Quiet jovial conversation in Arabic ensued, sharing stories through the crackle of the fire.  I listened and tried to understand.  My Arabic still not quite good enough to join in to any great extent, but I was able to share a few words and phrases and as I learn more, a new world will open up to me even further!

On this occasion, I didn't spend all night beneath the stars but my brief encounter with Qatar's North shore,  the comfort of quiet conversation by a warming fire, the feeling of calm that comes with the feeling of space and the acknowledgement of ones unimportance under a big sky of stars gave me a hunger for more.  I think a longer trip to the desert beckons when I get the chance!!


Friday, 23 January 2015

The winter colours of the souq

The beginning of another year in Qatar and a cool (sometimes cold!) breeze descends on the souq.  I love this time of year. .... With the change in temperature so a change of colours......white thobes and ghutras turn to blue, brown, black, even red (as sported by my friend Nasser). 


Ladies getting into different colour abayas and hijabs like the two ladies who passed by my table tonight dressed in all shades of pink! 




And on National Day 18 December, the colours of the Qatari flag are worn in many ways to celebrate the day in 1878 when Sheikh Jassem became Qatar's ruler and unified the tribes of the country towards beaming a nation state. 




The atmosphere is beautiful for sitting out in the evening with shisha, coffee, heavenly Arabian mint tea and the gorgeously refreshing lemon mint juice.

This year has only seen one or two days of rain so far, one of which I sat outside my favourite cafe and refused to budge even though I was getting quite soaked!  But like the smartest cows in the field, I was keeping my seat dry!!!




Qatar has its critics and and as the spotlight shines a little brighter with every passing year towards 2022 and the World Cup, the country is opened up as never before to the scrutiny of the world press.  Human rights issues are ever present here, particularly the treatment of the many expats from South Asia and Africa who do the real work around here.  Long working hours in the heat, passports kept by employers, no right to leave without the permission of the government (that rule applies to all expats, me included) and poor pay.  



So one of the reasons I love the souq, is that it is the one area of Doha in which everyone can mix together from the poorest to the richest, whatever the nationality.  The prices here are very low and kept low deliberately by the Amir to attract visitors whatever the size of their pocket.  The rents on the shops, restaurants and stalls are incredibly low and it's possible to haggle prices even lower.
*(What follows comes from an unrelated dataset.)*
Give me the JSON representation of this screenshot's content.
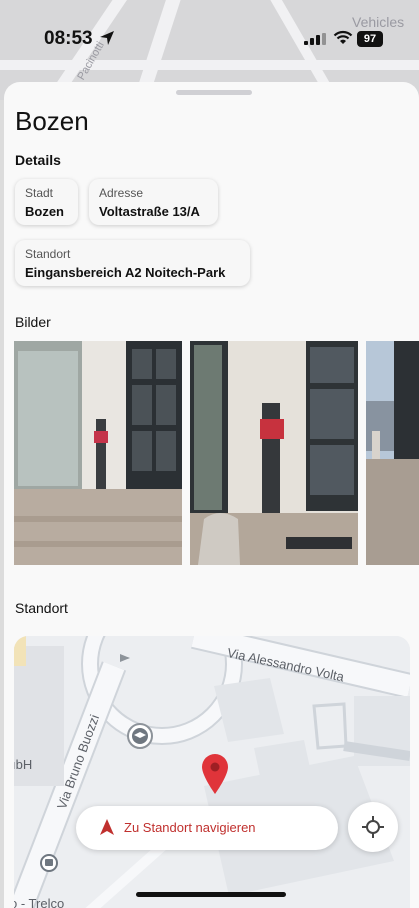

The best thing though are the weekly concerts on Thursday and Friday nights by visiting artists from the region, some of them very big and famous in this part of the world.  Even better is that they are totally free.this is where some of the workers come to relax and enjoy some time together.  And the music, as I've described many times is fabulous.  Even the really big concerts to celebrate events such as Eid, various souq waqif festivals and of course national day are free.  
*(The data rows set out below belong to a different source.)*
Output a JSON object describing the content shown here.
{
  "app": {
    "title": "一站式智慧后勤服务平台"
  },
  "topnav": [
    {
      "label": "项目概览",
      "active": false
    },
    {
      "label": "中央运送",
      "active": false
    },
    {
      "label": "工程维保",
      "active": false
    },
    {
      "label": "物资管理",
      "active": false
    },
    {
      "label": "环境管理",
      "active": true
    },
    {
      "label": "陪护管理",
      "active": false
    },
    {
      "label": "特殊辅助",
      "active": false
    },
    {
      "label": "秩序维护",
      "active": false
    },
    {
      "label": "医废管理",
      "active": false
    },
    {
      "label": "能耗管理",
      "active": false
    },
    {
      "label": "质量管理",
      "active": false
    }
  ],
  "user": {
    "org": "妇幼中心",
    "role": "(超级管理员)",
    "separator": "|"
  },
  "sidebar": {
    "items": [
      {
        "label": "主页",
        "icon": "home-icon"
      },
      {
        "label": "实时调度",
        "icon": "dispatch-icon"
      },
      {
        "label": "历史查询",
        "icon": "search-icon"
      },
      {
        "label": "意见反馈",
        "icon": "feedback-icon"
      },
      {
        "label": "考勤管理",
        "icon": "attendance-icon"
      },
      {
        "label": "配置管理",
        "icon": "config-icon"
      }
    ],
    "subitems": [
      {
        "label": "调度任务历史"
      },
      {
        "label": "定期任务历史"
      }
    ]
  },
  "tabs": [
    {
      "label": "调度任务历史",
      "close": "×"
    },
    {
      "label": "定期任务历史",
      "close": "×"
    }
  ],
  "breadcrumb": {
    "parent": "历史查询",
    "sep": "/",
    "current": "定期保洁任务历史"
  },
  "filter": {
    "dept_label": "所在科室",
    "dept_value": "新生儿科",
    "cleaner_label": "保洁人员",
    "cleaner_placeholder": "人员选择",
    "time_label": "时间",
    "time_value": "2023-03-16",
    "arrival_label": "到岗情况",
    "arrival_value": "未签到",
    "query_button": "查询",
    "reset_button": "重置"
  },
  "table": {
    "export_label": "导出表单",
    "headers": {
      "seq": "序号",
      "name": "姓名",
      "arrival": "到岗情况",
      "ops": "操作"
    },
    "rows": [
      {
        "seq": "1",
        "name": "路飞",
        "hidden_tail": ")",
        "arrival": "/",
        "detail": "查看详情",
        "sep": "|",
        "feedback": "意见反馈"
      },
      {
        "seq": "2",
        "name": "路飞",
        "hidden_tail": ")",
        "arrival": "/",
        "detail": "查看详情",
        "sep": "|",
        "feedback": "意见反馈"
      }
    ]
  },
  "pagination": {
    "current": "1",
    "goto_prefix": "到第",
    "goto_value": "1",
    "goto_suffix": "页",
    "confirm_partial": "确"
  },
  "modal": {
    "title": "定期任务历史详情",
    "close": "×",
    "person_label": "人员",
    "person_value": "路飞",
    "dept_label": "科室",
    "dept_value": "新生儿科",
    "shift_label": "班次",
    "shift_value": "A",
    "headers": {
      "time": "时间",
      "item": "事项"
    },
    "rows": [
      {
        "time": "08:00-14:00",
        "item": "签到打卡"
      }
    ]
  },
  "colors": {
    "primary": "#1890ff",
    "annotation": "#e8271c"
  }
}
Another great thing about the souq (although many westerners wouldn't agree) is the absence of alcohol.  This helps to make for a more relaxed atmosphere, no bad or abusive behaviour and no tension.  Men, women and children of all races, colours and styles of dress rub along together in a casual and relaxed environment until the early hours.
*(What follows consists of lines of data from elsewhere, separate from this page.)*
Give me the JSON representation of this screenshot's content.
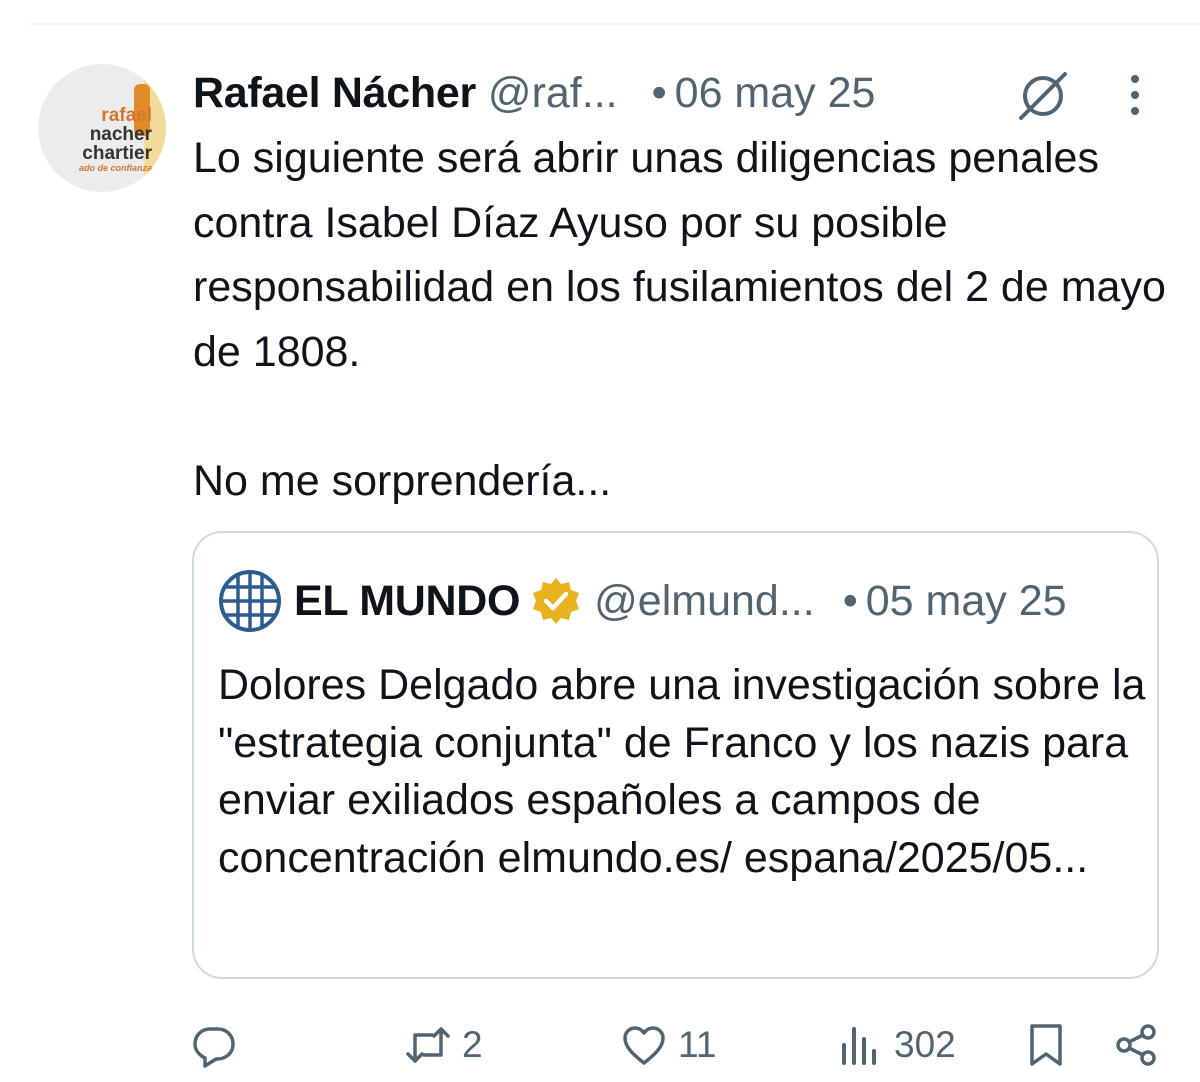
{
  "tweet": {
    "author_name": "Rafael Nácher",
    "author_handle": "@raf...",
    "separator": "•",
    "date": "06 may 25",
    "avatar_lines": [
      "rafael",
      "nacher",
      "chartier",
      "ado de confianza"
    ],
    "text_paragraphs": [
      "Lo siguiente será abrir unas diligencias penales contra Isabel Díaz Ayuso por su posible responsabilidad en los fusilamientos del 2 de mayo de 1808.",
      "No me sorprendería..."
    ]
  },
  "quoted_tweet": {
    "author_name": "EL MUNDO",
    "verified": true,
    "author_handle": "@elmund...",
    "separator": "•",
    "date": "05 may 25",
    "text": "Dolores Delgado abre una investigación sobre la \"estrategia conjunta\" de Franco y los nazis para enviar exiliados españoles a campos de concentración elmundo.es/ espana/2025/05..."
  },
  "actions": {
    "reply": {
      "icon": "reply-icon",
      "count": ""
    },
    "retweet": {
      "icon": "retweet-icon",
      "count": "2"
    },
    "like": {
      "icon": "heart-icon",
      "count": "11"
    },
    "views": {
      "icon": "views-icon",
      "count": "302"
    },
    "bookmark": {
      "icon": "bookmark-icon",
      "count": ""
    },
    "share": {
      "icon": "share-icon",
      "count": ""
    }
  },
  "colors": {
    "text": "#0f1419",
    "secondary": "#536471",
    "border": "#cfd9de",
    "verified_gold": "#e8b21f"
  }
}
Friendships are made across language and cultural boundaries and much hand shaking, nose rubbing and cheek kissing goes on.  An incredible blend of languages can be heard from the most common of Arabic, English and Hindi to all European languages, Urdu, Chinese, and many many more and as I write this, some Russians sat down at the table beside me!


So i continue to champion the souq as the place in Qatar where I feel most at home, where I meet local people and others from the region…... and from further away places too.  One evening, a lady from the United States came and joined me at my table because she was here on a lay-over to Nigera to see her daughter, and had a few hours to kill before her next flight.  We spent an easy 2 hours together sharing stories and then she went on her way…..  just another brief moment in time.